◆ **Work to complete**
Look over the data below and give the number of lines containing the word "that", with no other words.

◆ **Supplied material**

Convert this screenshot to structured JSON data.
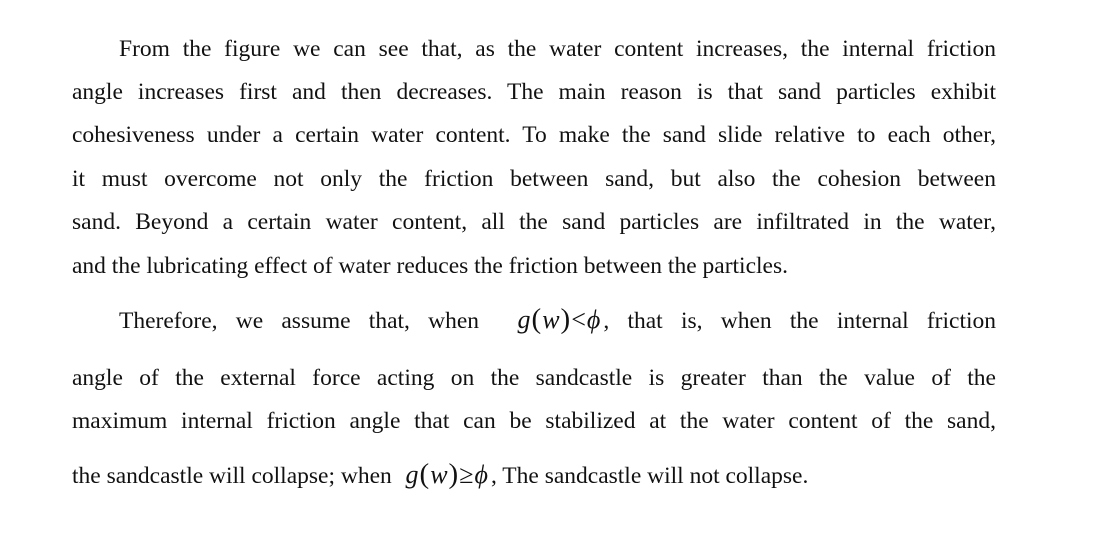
{
  "paragraph1": {
    "lines": [
      "From the figure we can see that, as the water content increases, the internal friction",
      "angle increases first and then decreases. The main reason is that sand particles exhibit",
      "cohesiveness under a certain water content. To make the sand slide relative to each other,",
      "it must overcome not only the friction between sand, but also the cohesion between",
      "sand. Beyond a certain water content, all the sand particles are infiltrated in the water,",
      "and the lubricating effect of water reduces the friction between the particles."
    ]
  },
  "paragraph2": {
    "line1_before": "Therefore, we assume that, when",
    "line1_math": {
      "func": "g",
      "open": "(",
      "var": "w",
      "close": ")",
      "op": "<",
      "sym": "ϕ"
    },
    "line1_after": ", that is, when the internal friction",
    "lines": [
      "angle of the external force acting on the sandcastle is greater than the value of the",
      "maximum internal friction angle that can be stabilized at the water content of the sand,"
    ],
    "last_before": "the sandcastle will collapse; when",
    "last_math": {
      "func": "g",
      "open": "(",
      "var": "w",
      "close": ")",
      "op": "≥",
      "sym": "ϕ"
    },
    "last_after": ", The sandcastle will not collapse."
  }
}
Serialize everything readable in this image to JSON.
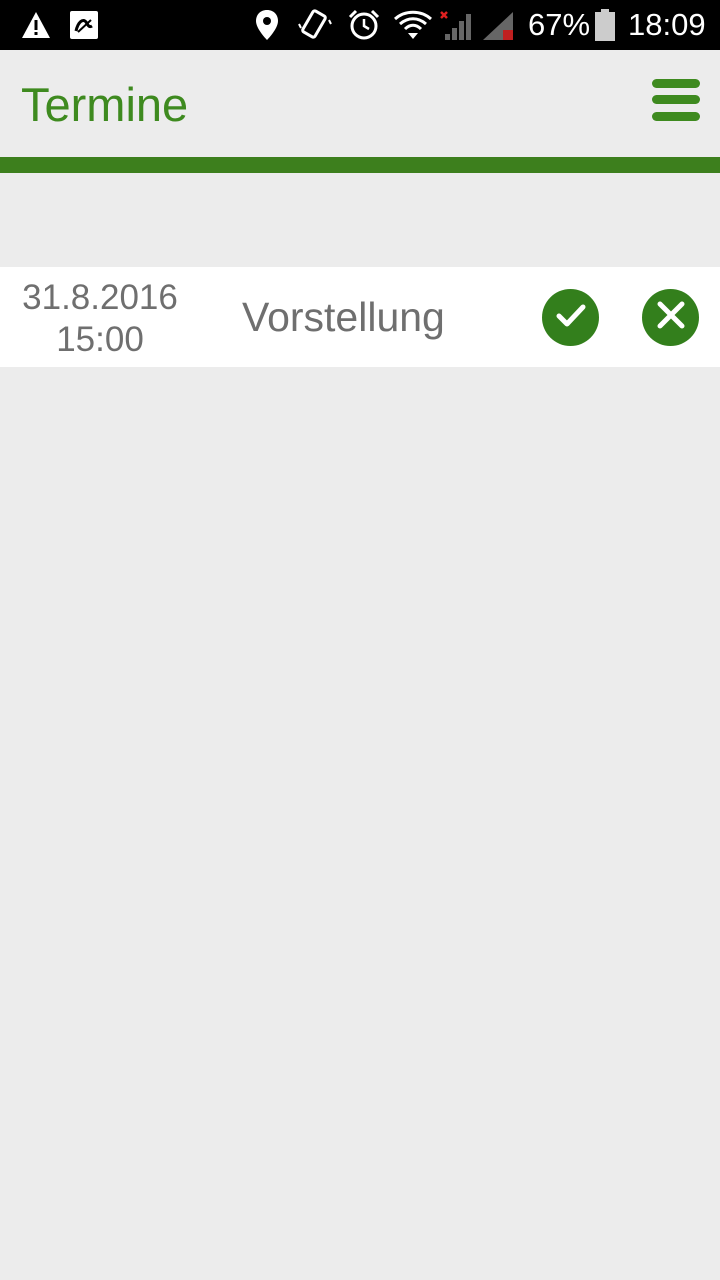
{
  "status_bar": {
    "battery_percent": "67%",
    "time": "18:09",
    "icons": [
      "warning-icon",
      "app-notification-icon",
      "location-icon",
      "vibrate-icon",
      "alarm-icon",
      "wifi-icon",
      "signal-icon",
      "signal-icon-2",
      "battery-icon"
    ]
  },
  "header": {
    "title": "Termine",
    "menu_icon": "hamburger-menu-icon"
  },
  "appointments": [
    {
      "date": "31.8.2016",
      "time": "15:00",
      "title": "Vorstellung",
      "accept_icon": "check-icon",
      "decline_icon": "close-icon"
    }
  ],
  "colors": {
    "accent": "#3e8a1f",
    "accent_dark": "#337f1c",
    "background": "#ececec",
    "text_gray": "#6f6f6f"
  }
}
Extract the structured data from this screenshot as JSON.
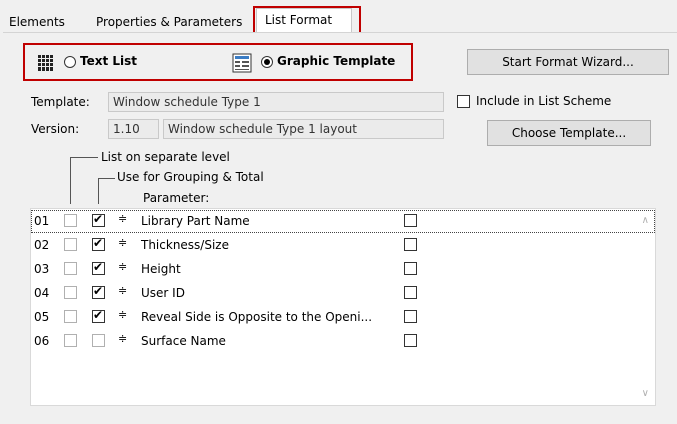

◆ **Solution for this problem**
5